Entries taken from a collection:
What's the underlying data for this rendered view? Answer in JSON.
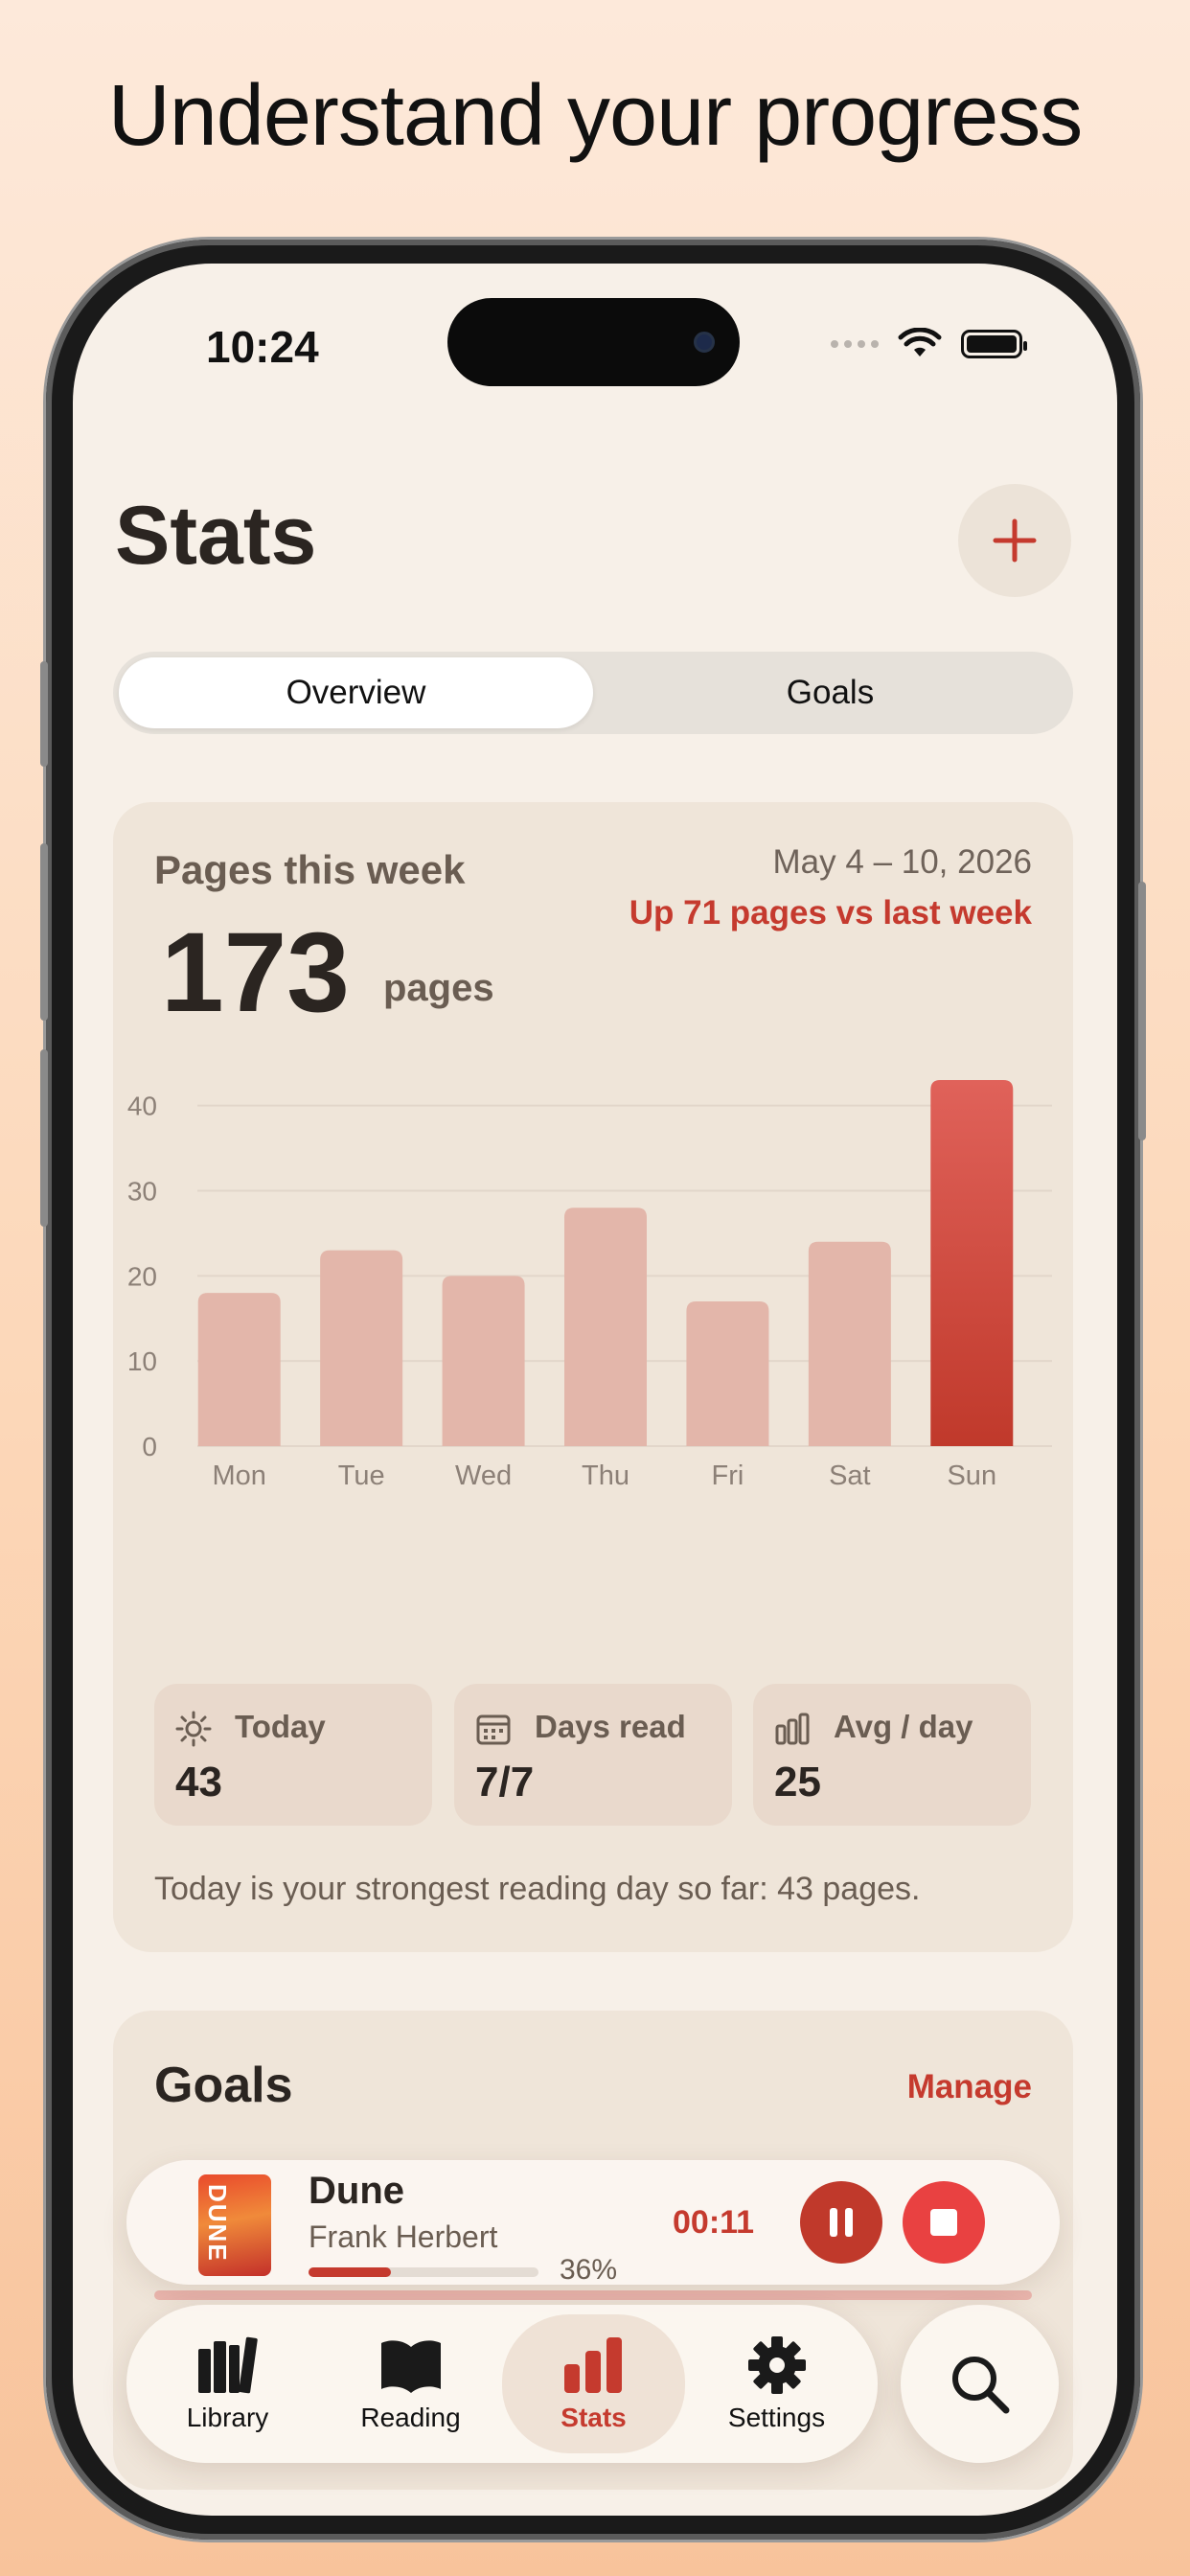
{
  "headline": "Understand your progress",
  "status_bar": {
    "time": "10:24"
  },
  "page": {
    "title": "Stats"
  },
  "segmented": {
    "overview": "Overview",
    "goals": "Goals"
  },
  "weekly_card": {
    "label": "Pages this week",
    "date_range": "May 4 – 10, 2026",
    "trend": "Up 71 pages vs last week",
    "total": "173",
    "unit": "pages",
    "note": "Today is your strongest reading day so far: 43 pages."
  },
  "chart_data": {
    "type": "bar",
    "categories": [
      "Mon",
      "Tue",
      "Wed",
      "Thu",
      "Fri",
      "Sat",
      "Sun"
    ],
    "values": [
      18,
      23,
      20,
      28,
      17,
      24,
      43
    ],
    "highlight_index": 6,
    "ylim": [
      0,
      43
    ],
    "yticks": [
      0,
      10,
      20,
      30,
      40
    ],
    "grid": true,
    "colors": {
      "bar": "#e3b6aa",
      "highlight_top": "#e0625a",
      "highlight_bottom": "#c0392b",
      "grid": "#e2d6ca",
      "tick": "#8c8077"
    }
  },
  "stats": [
    {
      "icon": "sun-icon",
      "label": "Today",
      "value": "43"
    },
    {
      "icon": "calendar-icon",
      "label": "Days read",
      "value": "7/7"
    },
    {
      "icon": "bars-icon",
      "label": "Avg / day",
      "value": "25"
    }
  ],
  "goals_card": {
    "title": "Goals",
    "manage": "Manage"
  },
  "now_playing": {
    "title": "Dune",
    "author": "Frank Herbert",
    "progress": 36,
    "progress_label": "36%",
    "timer": "00:11",
    "cover_text": "DUNE"
  },
  "tabs": [
    {
      "label": "Library",
      "icon": "library-icon",
      "active": false
    },
    {
      "label": "Reading",
      "icon": "book-open-icon",
      "active": false
    },
    {
      "label": "Stats",
      "icon": "stats-icon",
      "active": true
    },
    {
      "label": "Settings",
      "icon": "gear-icon",
      "active": false
    }
  ],
  "colors": {
    "accent": "#c53a2e",
    "background": "#f7f0e8",
    "card": "#efe5d9"
  }
}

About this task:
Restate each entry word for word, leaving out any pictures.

Answer to the problem:
What's the underlying data for this rendered view? Answer in JSON.
{
  "headline": "Understand your progress",
  "status_bar": {
    "time": "10:24"
  },
  "page": {
    "title": "Stats"
  },
  "segmented": {
    "overview": "Overview",
    "goals": "Goals"
  },
  "weekly_card": {
    "label": "Pages this week",
    "date_range": "May 4 – 10, 2026",
    "trend": "Up 71 pages vs last week",
    "total": "173",
    "unit": "pages",
    "note": "Today is your strongest reading day so far: 43 pages."
  },
  "chart_data": {
    "type": "bar",
    "categories": [
      "Mon",
      "Tue",
      "Wed",
      "Thu",
      "Fri",
      "Sat",
      "Sun"
    ],
    "values": [
      18,
      23,
      20,
      28,
      17,
      24,
      43
    ],
    "highlight_index": 6,
    "ylim": [
      0,
      43
    ],
    "yticks": [
      0,
      10,
      20,
      30,
      40
    ],
    "grid": true,
    "colors": {
      "bar": "#e3b6aa",
      "highlight_top": "#e0625a",
      "highlight_bottom": "#c0392b",
      "grid": "#e2d6ca",
      "tick": "#8c8077"
    }
  },
  "stats": [
    {
      "icon": "sun-icon",
      "label": "Today",
      "value": "43"
    },
    {
      "icon": "calendar-icon",
      "label": "Days read",
      "value": "7/7"
    },
    {
      "icon": "bars-icon",
      "label": "Avg / day",
      "value": "25"
    }
  ],
  "goals_card": {
    "title": "Goals",
    "manage": "Manage"
  },
  "now_playing": {
    "title": "Dune",
    "author": "Frank Herbert",
    "progress": 36,
    "progress_label": "36%",
    "timer": "00:11",
    "cover_text": "DUNE"
  },
  "tabs": [
    {
      "label": "Library",
      "icon": "library-icon",
      "active": false
    },
    {
      "label": "Reading",
      "icon": "book-open-icon",
      "active": false
    },
    {
      "label": "Stats",
      "icon": "stats-icon",
      "active": true
    },
    {
      "label": "Settings",
      "icon": "gear-icon",
      "active": false
    }
  ],
  "colors": {
    "accent": "#c53a2e",
    "background": "#f7f0e8",
    "card": "#efe5d9"
  }
}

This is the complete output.